Logistics are always a challenge, The Amazon is one place where Share Your Soles used a variety of transportation to accomplish of mission. To deliver the shoes, we took one commercial flight, one charter flight, one large ship, one small power boat, and finally, canoes. It was time and lots of fatigue but well worth it as the mission a beautiful success!!!
You aren't kidding. You also utilize local events as springboards for this project. For example, we just had the Chicago Marathon. How did Share Your Soles figure in it?
Ten years ago, I went to meet up with the director of the Marathon and he was touched by our work but more or less told me we were an unknown organization and to come back when we were better known. Ha ha. Well, that moment I was so angry but looking back, it was one of the best kicks in the pants I could have ever gotten. I tell people, "My overnight success only took 11 years." Being a part of personal achievement like the Bank of America Marathon was one of my biggest events I have dreamed of. The energy was ridiculous. People bringing us their shoes. It was a total love fest!!
That's wonderful: another example of learning how to make lemonade. What else are you working on right now that you can share with our readers?
I want the production company to soar. Bringing

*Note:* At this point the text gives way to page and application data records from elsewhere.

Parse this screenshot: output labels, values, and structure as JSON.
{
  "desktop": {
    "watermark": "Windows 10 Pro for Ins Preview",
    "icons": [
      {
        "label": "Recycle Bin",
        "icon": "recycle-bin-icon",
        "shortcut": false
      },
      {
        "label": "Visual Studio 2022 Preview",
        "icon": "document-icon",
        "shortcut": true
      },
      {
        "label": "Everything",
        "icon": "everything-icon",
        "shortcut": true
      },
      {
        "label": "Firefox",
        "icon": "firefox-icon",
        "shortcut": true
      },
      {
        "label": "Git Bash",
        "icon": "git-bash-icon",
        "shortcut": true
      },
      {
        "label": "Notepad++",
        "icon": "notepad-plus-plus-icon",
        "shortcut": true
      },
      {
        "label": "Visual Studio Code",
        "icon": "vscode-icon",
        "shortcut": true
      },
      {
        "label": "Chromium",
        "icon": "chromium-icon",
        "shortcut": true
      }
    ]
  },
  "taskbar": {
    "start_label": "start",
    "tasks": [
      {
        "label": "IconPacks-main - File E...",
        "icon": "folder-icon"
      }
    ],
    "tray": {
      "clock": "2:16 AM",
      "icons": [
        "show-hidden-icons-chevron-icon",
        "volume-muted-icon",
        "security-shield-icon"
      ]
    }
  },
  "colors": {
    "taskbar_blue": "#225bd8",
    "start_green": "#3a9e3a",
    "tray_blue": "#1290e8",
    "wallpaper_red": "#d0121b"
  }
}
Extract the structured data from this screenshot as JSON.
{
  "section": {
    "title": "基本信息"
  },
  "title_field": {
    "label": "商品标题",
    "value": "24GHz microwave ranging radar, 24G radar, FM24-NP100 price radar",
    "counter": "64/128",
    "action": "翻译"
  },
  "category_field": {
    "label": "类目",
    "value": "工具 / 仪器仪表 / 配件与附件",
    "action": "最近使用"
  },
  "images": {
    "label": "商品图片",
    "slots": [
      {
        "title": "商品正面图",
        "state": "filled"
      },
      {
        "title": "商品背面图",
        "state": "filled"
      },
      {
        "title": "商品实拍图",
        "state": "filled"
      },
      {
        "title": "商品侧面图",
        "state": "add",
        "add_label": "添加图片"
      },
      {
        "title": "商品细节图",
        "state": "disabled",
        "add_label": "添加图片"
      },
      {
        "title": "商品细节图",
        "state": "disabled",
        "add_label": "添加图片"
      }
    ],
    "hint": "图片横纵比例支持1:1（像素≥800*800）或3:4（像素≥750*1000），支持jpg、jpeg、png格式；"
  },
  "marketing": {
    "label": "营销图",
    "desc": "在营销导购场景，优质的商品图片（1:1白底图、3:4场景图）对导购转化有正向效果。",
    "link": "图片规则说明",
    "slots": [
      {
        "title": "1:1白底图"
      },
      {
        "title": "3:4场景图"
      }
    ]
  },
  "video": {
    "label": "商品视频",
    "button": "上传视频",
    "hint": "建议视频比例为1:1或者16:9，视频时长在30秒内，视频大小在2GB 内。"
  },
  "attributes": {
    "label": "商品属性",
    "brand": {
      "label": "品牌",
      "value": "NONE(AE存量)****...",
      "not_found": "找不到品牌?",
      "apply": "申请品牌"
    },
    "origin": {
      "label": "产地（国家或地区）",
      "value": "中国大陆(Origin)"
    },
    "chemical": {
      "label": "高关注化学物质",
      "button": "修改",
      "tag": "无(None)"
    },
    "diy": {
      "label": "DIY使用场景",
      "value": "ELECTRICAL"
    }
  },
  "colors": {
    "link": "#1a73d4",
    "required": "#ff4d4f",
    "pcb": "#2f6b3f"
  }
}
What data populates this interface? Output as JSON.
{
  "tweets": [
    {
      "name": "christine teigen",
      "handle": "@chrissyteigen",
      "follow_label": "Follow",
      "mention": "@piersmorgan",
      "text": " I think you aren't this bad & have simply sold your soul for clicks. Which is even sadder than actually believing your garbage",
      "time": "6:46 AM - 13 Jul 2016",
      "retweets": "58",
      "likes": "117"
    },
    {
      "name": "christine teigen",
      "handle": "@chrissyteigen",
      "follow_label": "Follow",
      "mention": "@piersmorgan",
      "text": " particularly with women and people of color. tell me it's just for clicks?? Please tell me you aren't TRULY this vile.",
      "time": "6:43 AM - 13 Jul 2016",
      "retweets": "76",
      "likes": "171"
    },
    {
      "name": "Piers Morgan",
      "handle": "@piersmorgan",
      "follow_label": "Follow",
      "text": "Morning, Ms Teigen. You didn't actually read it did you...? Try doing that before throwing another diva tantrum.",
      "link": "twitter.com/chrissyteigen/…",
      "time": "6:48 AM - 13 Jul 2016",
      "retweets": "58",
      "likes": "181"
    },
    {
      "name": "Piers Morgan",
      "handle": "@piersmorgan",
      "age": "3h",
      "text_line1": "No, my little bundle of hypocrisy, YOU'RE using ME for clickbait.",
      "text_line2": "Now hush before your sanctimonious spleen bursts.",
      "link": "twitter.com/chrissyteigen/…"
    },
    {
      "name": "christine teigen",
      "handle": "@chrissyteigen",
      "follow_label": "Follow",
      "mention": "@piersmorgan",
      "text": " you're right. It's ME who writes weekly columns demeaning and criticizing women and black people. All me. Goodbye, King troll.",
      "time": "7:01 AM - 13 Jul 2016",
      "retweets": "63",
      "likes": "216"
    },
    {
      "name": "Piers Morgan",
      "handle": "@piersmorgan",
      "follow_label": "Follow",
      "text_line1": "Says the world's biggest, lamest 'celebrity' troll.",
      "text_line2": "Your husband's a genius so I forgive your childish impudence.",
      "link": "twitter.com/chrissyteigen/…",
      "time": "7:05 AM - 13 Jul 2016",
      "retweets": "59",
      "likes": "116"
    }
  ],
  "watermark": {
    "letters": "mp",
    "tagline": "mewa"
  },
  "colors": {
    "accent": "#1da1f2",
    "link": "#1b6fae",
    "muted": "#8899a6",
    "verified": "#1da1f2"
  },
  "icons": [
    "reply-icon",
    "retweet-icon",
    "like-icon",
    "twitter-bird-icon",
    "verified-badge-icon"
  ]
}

our work into others' lives will inspire, educate and empower. Not many people have
opportunities to go to remote villages and impact communities like we do.